A comparison of family patterns among Hispanic adolescent drug-using and non-drug-using clinical populations

Date of Award




Degree Name

Doctor of Philosophy (Ph.D.)

First Committee Member

Blaine Fowers, Committee Chair


Recent literature examining the role of family patterns in the initiation and maintenance of adolescent drug use suggests that specific family patterns such as low cohesion, high conflict, problems in family communication, and maladaptive family structures are characteristic of families with an adolescent drug user. However, these studies utilized non-drug using, non-clinical level adolescents, primarily found in high school settings, as comparisons for the drug using sample. Therefore, it is difficult to discern whether the family patterns found to be associated with drug use are specific to drug use or rather, are descriptive of clinical families in general. To examine this further, this study conducted comparisons on a matched subsample of 31 Hispanic clinical families with a drug using adolescent and 31 Hispanic clinical families in which the adolescent was not using drugs, but had been identified as displaying behavioral problems. Post hoc analyses were also conducted on the whole sample of 97 participants from which the matched sample was taken. The independent variable was whether or not the adolescent used drugs as measured by self report, urine and hair analyses. The dependent variables included cohesion, conflict, expressiveness, and control as measured by the Family Environment Scale; open family communication and problems in family communication as measured by the Parent Adolescent Communication Form; and structural family functioning as measured by the Structural Family Systems Rating Scale. The results on the matched sample indicated that significant differences did not exist between clinical level adolescent drug using and adolescent non-drug using families in the assessed domains, with the exception of expressiveness. Expressiveness was found to be higher in the drug using group than in the non-drug using group as perceived by the adolescents' mothers. The results of the post hoc analyses conducted on the larger sample indicated that adolescents who engage in drug use perceive more cohesion and less control in their families than adolescents who do not engage in drug use. Furthermore, mothers of the drug using adolescents perceive more open communication to exist in their families than do mothers of the non-drug using adolescents in the larger sample. Thus, it appears that the family patterns examined are more descriptive of clinical level, behavior problem adolescents and their families, regardless of drug use. The findings suggest that family oriented interventions should target similar family patterns with behavior problem youth and drug using youth and their families.
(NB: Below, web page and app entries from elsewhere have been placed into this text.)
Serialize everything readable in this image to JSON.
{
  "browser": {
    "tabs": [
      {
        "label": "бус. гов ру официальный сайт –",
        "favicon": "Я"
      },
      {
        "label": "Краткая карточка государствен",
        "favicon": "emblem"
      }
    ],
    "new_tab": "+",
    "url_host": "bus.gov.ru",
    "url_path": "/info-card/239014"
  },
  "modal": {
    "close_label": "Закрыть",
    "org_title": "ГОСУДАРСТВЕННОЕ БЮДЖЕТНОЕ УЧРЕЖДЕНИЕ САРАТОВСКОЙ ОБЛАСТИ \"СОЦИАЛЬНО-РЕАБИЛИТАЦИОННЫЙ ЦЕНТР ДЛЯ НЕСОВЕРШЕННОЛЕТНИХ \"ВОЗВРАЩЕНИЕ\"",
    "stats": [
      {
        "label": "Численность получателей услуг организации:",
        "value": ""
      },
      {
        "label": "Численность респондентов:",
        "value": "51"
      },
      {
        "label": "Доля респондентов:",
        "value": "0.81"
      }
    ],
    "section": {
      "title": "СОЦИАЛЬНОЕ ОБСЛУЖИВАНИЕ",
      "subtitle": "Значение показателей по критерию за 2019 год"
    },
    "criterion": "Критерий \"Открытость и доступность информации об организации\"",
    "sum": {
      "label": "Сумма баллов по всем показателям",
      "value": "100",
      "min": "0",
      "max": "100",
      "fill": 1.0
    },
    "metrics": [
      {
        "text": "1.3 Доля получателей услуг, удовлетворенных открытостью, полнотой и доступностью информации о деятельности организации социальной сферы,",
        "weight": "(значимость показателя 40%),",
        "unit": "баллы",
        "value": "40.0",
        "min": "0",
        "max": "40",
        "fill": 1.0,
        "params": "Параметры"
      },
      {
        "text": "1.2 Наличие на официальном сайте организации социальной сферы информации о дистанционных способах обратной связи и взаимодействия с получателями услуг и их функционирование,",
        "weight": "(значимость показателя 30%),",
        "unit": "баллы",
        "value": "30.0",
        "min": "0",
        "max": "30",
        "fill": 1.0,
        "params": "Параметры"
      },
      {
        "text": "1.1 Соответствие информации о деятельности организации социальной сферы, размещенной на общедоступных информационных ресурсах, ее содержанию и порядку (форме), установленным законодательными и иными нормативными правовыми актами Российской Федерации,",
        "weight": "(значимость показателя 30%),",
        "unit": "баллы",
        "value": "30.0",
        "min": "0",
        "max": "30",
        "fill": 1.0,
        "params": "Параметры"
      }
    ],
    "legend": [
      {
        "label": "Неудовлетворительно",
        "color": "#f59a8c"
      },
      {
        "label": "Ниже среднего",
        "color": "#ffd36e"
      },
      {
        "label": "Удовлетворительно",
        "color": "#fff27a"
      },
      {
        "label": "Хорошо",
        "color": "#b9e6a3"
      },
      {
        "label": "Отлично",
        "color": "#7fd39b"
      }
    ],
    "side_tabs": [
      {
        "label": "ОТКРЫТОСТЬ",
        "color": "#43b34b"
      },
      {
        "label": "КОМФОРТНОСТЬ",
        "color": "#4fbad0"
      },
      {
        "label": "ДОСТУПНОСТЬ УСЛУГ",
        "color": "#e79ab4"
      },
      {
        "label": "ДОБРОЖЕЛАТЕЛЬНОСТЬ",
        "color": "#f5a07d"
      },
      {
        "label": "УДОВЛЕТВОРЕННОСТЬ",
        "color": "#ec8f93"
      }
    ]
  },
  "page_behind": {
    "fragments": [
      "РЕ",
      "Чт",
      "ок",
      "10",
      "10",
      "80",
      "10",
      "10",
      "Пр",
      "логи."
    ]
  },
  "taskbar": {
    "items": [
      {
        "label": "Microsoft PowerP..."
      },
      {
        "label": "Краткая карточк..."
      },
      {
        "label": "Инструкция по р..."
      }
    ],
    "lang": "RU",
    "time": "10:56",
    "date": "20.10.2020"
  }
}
Education, Guidance and Counseling; Psychology, Clinical; Sociology, Individual and Family Studies

Link to Full Text